Access , Wrexham County Borough Museum
01.04.2017, 22:56
If the Polish Museum of the Second World War is as good as the Warsaw Uprising Museum then it will be a great pity if the museum loses in the Supreme Court. The Warsaw museum has to be one of the best museums in Europe, at least if you measure museums on the human experience they embody rather than the financial value of the objects on show.

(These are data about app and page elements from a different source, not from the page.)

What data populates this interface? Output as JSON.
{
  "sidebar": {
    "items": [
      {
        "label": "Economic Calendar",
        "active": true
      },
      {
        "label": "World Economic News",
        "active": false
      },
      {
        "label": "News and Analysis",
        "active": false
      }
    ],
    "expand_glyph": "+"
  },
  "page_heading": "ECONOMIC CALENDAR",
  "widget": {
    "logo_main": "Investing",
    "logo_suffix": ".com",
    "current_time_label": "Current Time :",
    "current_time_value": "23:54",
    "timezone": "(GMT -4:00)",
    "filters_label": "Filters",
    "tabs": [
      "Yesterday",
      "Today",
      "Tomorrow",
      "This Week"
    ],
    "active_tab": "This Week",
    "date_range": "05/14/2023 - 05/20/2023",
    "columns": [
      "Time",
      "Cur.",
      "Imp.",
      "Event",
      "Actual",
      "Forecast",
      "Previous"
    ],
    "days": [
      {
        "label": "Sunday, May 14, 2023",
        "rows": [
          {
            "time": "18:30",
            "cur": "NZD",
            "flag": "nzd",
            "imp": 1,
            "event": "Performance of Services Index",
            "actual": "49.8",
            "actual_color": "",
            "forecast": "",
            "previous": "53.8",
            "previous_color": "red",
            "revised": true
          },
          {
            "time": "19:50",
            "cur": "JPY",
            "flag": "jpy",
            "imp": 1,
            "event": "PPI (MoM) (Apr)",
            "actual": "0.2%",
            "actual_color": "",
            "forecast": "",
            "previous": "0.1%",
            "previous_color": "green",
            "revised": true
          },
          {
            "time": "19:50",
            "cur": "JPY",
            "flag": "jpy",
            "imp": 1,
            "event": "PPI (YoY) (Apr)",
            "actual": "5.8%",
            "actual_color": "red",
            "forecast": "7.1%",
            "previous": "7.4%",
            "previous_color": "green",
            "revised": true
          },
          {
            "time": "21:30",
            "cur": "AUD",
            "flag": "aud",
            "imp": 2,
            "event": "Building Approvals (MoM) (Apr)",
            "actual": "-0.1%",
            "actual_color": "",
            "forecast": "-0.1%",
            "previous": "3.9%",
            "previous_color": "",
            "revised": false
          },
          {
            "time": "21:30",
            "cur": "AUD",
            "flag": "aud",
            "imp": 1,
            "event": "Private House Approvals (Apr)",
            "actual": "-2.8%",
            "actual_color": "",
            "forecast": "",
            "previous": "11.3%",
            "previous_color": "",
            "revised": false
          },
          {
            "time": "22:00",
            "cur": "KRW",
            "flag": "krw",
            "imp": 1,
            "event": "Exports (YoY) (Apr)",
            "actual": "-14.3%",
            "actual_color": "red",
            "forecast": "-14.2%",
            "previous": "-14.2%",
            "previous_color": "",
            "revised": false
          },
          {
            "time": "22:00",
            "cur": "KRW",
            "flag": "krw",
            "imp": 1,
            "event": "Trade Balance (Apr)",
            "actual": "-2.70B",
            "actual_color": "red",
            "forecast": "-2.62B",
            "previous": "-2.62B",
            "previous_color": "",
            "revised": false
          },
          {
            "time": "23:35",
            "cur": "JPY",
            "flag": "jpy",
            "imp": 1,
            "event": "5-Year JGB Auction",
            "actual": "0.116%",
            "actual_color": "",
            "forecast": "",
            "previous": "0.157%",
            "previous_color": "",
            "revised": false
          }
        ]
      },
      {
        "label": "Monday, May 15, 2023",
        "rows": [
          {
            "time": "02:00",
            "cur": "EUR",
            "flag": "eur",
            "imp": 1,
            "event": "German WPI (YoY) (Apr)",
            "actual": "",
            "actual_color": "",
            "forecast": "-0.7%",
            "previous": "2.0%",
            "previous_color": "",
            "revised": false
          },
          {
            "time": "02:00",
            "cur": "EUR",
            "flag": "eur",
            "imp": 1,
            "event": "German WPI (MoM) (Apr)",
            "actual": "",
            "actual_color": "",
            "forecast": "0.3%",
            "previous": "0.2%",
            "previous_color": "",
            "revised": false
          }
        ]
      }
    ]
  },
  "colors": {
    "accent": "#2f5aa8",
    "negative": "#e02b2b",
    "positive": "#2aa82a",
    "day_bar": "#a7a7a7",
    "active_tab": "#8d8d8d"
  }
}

Poland appears to be going through some kind of 'kulturkampf' between on the one side those who want Poland to be part of Europe and on the other the PiS government and its supporters, who appear to want to wind the clock back so they can rewrite history to fit their worldview regardless of inconvenient facts. It looks as if the Communist approach to culture and history has been adopted by their supposed arch-opponents (a habit that has many precedents, though usually the other way round in Central and Eastern Europe.)